■ About this task ■
Everything in the records must be restated exactly, apart from the pictures.
=== Exercise data ===
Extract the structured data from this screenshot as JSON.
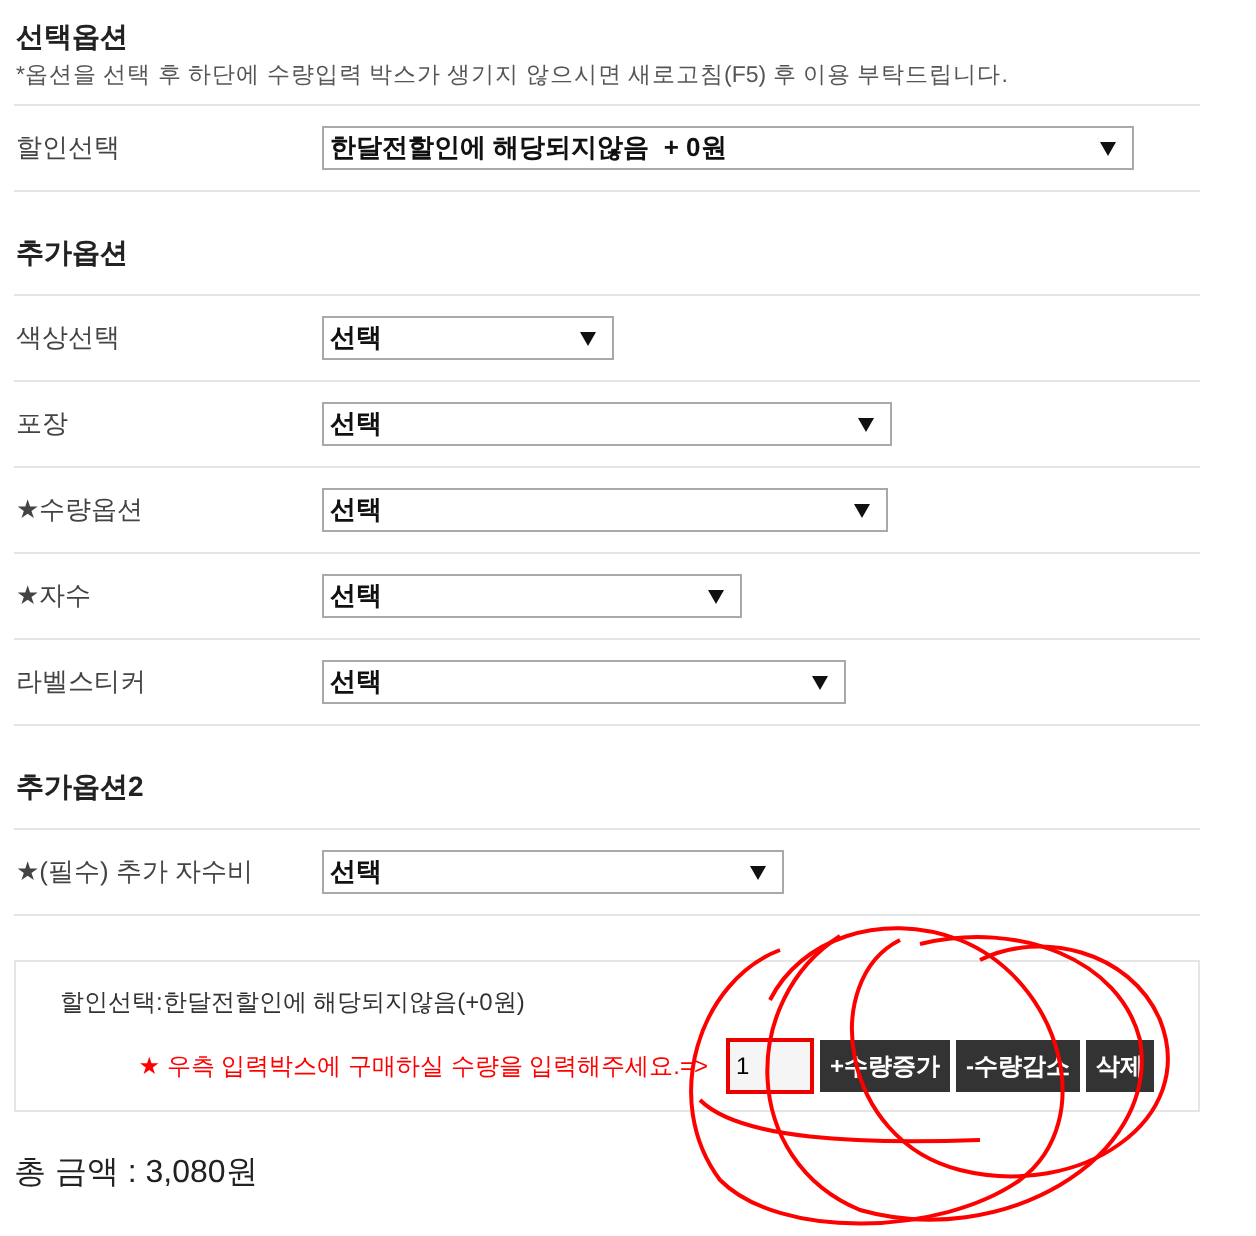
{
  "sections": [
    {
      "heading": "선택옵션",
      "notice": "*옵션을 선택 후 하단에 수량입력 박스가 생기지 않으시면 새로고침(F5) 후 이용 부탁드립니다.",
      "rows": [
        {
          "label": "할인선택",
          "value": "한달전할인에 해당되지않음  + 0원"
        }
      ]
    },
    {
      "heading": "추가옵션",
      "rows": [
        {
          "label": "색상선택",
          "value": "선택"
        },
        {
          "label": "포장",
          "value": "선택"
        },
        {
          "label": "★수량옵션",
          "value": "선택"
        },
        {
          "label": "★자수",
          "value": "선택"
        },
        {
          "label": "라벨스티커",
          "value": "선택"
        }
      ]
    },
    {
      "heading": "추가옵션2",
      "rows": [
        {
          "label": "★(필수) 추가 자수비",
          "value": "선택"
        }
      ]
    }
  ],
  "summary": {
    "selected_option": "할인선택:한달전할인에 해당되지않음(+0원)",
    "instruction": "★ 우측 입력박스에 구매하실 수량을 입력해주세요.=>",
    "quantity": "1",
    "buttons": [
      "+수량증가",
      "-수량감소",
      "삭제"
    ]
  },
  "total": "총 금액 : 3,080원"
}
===
■ Exercise result ■
Extract the structured data from this screenshot as JSON.
{
  "sections": [
    {
      "heading": "선택옵션",
      "notice": "*옵션을 선택 후 하단에 수량입력 박스가 생기지 않으시면 새로고침(F5) 후 이용 부탁드립니다.",
      "rows": [
        {
          "label": "할인선택",
          "value": "한달전할인에 해당되지않음  + 0원"
        }
      ]
    },
    {
      "heading": "추가옵션",
      "rows": [
        {
          "label": "색상선택",
          "value": "선택"
        },
        {
          "label": "포장",
          "value": "선택"
        },
        {
          "label": "★수량옵션",
          "value": "선택"
        },
        {
          "label": "★자수",
          "value": "선택"
        },
        {
          "label": "라벨스티커",
          "value": "선택"
        }
      ]
    },
    {
      "heading": "추가옵션2",
      "rows": [
        {
          "label": "★(필수) 추가 자수비",
          "value": "선택"
        }
      ]
    }
  ],
  "summary": {
    "selected_option": "할인선택:한달전할인에 해당되지않음(+0원)",
    "instruction": "★ 우측 입력박스에 구매하실 수량을 입력해주세요.=>",
    "quantity": "1",
    "buttons": [
      "+수량증가",
      "-수량감소",
      "삭제"
    ]
  },
  "total": "총 금액 : 3,080원"
}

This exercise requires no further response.